*Purpose: Machine learning systems are increasingly showing potential for achieving clinical expert level performance. As such, there are growing efforts to deploy these systems in radiology practice. Accordingly, there is increasing recognition of the necessity to monitor performance of machine learning models after deployment in actual clinical workflow. Specifically, good performance on retrospective trial datasets does not guarantee acceptable future performance in routine real-world practice. This could be due to factors such as source data drift and changes in disease prevalence. Therefore, end-users relying on AI models need the ability to regularly and conveniently evaluate model performance relative to required specifications. Only then can they be informed about performance degradations and trigger the necessary model removal, revision, or refresh in a timely manner. To this end, we designed and implemented a performance monitoring framework to monitor the performance of a deep learning-based chest radiograph (CXR) classification model over time. Our approach enables collection and analysis of longitudinal model performance data and enables better visibility and greater reliability for end-users.

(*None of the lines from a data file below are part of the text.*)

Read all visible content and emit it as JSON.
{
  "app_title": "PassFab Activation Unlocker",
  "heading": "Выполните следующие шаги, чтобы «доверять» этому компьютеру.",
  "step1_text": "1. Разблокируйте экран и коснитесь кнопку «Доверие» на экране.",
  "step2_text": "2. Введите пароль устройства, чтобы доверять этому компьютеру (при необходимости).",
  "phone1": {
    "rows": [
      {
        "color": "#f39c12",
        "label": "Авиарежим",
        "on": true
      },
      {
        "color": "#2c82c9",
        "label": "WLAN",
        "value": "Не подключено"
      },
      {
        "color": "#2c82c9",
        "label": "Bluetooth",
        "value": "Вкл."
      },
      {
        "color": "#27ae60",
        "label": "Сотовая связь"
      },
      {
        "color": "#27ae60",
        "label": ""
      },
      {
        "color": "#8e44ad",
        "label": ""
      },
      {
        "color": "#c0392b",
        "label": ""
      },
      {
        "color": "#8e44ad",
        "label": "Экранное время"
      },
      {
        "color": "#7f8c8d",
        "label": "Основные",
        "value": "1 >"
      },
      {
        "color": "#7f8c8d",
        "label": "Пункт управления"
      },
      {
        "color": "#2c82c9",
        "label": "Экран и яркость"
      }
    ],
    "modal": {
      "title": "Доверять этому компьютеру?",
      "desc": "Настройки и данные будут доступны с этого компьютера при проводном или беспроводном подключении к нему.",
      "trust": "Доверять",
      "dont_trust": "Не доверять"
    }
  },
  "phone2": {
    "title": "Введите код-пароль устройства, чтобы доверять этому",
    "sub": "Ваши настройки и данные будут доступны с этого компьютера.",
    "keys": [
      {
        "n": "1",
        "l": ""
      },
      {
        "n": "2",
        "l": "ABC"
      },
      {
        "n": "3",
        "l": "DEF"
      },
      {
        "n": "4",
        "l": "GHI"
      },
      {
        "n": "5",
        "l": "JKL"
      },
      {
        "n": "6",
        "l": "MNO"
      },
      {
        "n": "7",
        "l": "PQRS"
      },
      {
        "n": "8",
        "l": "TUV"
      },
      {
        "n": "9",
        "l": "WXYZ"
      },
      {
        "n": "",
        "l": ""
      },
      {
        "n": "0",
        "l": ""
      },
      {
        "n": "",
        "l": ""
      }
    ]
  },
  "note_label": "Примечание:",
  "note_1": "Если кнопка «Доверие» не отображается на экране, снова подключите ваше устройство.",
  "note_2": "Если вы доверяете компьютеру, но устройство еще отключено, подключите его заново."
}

*Methods: We deployed a CXR classification system for triaging of studies with urgent findings at a major public hospital’s radiology department. The system accepts CXRs from PACS as inputs and generates positive or negative inferences on 14 different labels specified in the publicly available CheXpert dataset. Our performance monitoring system first collates lists of CXRs forwarded to the AI system in 24-hour periods, then randomly samples 20 CXRs from each period for evaluation against their ground truth labels. These labels were obtained by manual annotation of sampled CXRs with the aid of their accompanying radiology reports. We computed performance metrics including accuracy, sensitivity, and specificity over time and visualized the results on a Shewhart control chart. To alleviate the burden of manual ground truth annotation, we also implemented the publicly available CheXpert natural language processing (NLP) enabled labeler to efficiently generate image labels. We then compared the manually and automatically generated labels with the AI model predictions. After implementation, we also surveyed end-user radiologists to assess their perception on the impact of our performance monitoring tools on their workflow and the reliability of the deployed AI system.
*Results: Our performance monitoring framework was able to integrate with existing healthcare IT and imaging infrastructure at our radiology department. Further, the graphical dashboard in our framework provided synoptic visual feedback on performance of the deployed model over time when conducting quality control and audits. End-users expressed increased reassurance and confidence operating alongside the AI model in the knowledge that a performance monitoring system is in place. Although image labels generated by automated NLP labelling are currently not as good as manual annotations, they do enable more efficient and passive performance monitoring for a higher volume of images.
*Conclusions: We demonstrate real-world implementation of a performance monitoring framework that enables radiologists to regularly track deep learning model performance over time. This approach overcomes important barriers to acceptance and adoption of AI into radiology workflow. As NLP technology advances, we expect further reduction in the manual annotation burden and greater efficiencies for longitudinal performance monitoring. As our framework can serve as a sentinel for model deviation from specifications, scaling it for a variety of use cases has implications for safer AI deployments in radiology.
This research is supported by core funding from: I2R
Grant Reference no. : N/A